17th Annual Hawke Lecture

By / 5th of August, 2014
Banner

The annual Bob Hawke Lecture takes on a special meaning this year as it falls on the anniversary of the beginning of World War I.

To commemorate the anniversary, this year’s speaker, Professor Hugh White AO of the Strategic and Defence Studies Centre at the Australian National University, questioned the traditional view of why Australia entered the Great War to highlight the theory that the situation today in Asia is similar to Europe in 1914.

You can listen to a recorded podcast of the lecture by clicking this link.

img - industries_education_140805_2014 Hawke Centre Lecture_thumbnail-4
Professor Hugh White

Prof White says that today popular opinion sees “Australia as innocent of the folly that caused the war, and this innocence is part of the very special image we have of Australia’s experience of the war – the image of ANZAC.”
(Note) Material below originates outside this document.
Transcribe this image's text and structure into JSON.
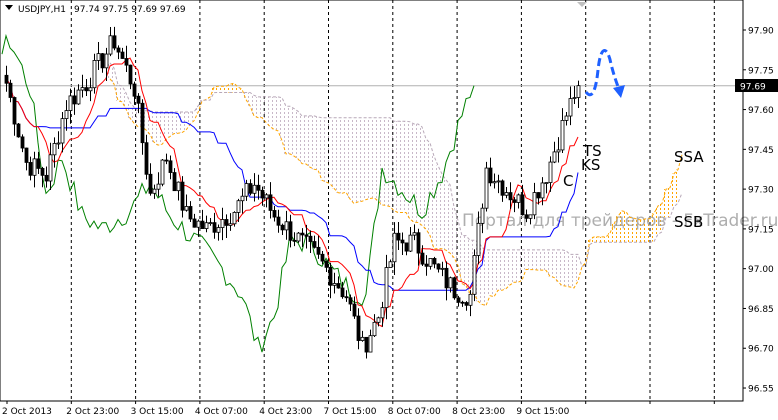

He challenges this perspective by exploring the circumstances in which Australia decided to take part in a major European war.

“I’m not going to argue that Australians were especially culpable in the decisions they made, or even that their decisions were necessarily wrong,” Prof White states. “But I will argue that Australia made a clear choice to go to war, and that the reasons for those choices need to be understood, if we are to understand all the other things that we will be commemorating over the next four years.”

img - industries_education_140805_2014 Hawke Centre Lecture_banner-2

In the lead up to the declaration of war, Europe and world had undergone a tremendous shift in the balance power – a balance that Australia relied on to stay safe.

Prof White says that rapid industrialization also meant that “the war which they imagined in the first days of August, and which they chose as the lesser of the evils, was nothing like the war that actually engulfed them. In a very real sense the European statesman of 1914 didn’t know what they were doing.”

“They did not want war, but they feared backing down would have disastrous consequences for their place in the new European pecking order. So they simply assumed that their opponents would back down instead, and they were all wrong. Europe went to war on a wave of wishful thinking.”

Prof White argues that a similar shift in the balance of power and the rapid expansion of the economies of Asia means that Australians must be aware that they live in a time comparable to Europe in 1914.

img - industries_education_070517_2014 Hawke Centre Lecture_bannerP

“Over the last year or two a minor industry has sprung up drawing analogies between 1914 in Europe and the world – especially Asia today. It is tempting to dismiss this as just another example of the strange hold that anniversaries, and especially centenaries, have on our imaginations. But there are similarities between Europe in 1914 and Asia today which do bear serious examination. Nothing in 1914 made a major European war inevitable, and nothing makes major Asian war inevitable today. But many of the factors which created the conditions in which war could break out in 1914 have their analogues in Asia today.”

He warns that if the balance of power in Asia is not addressed properly – which he acknowledges is “very difficult, but clearly possible” – then it is possible that 21st century Asia may go the way of 20th century Europe.

Read the full lecture here.

More...

The Bob Hawke Prime Ministerial Centre is a dynamic University of South Australia initiative to establish an internationally recognised public learning entity serving local and global audiences.

Named after Bob Hawke, a third generation South Australian, one of the 20th century’s most notable Prime Ministers (1983?1991) and a great conciliator nationally and abroad, the Hawke Centre was established by Memorandum of Understanding in 1997. UniSA has developed the Centre believing that Bob Hawke’s contribution should be properly recognised through a national facility, not as a memorial, but in a way that helps new generations and furthers his legacy of valuing a cohesive, sustainable and fair Australia.

Broadly, the Hawke Centre aims to challenge Australians to consider ideas and develop solutions for Australia and the world, leading towards more sustainable societies, within a democratic framework. It is supported by a fine group of national patrons.

The Annual Hawke Lecture is the premier national event on the public calendar of the University of South Australia, delivered under the auspices of the Bob Hawke Prime Ministerial Centre. There are relatively few moments when we have the time to consider the larger issues of life, including the future of our nation and our world and how we can shape it. The University of South Australia offers the Annual Hawke Lecture in this spirit, as an opportunity to listen to the views of someone whose experience of human affairs is notable, and whose concerns are truly worthy of consideration. The lecture is recorded for the Hawke Centre website and broadcast by Radio Adelaide. It is published in print form at a later date.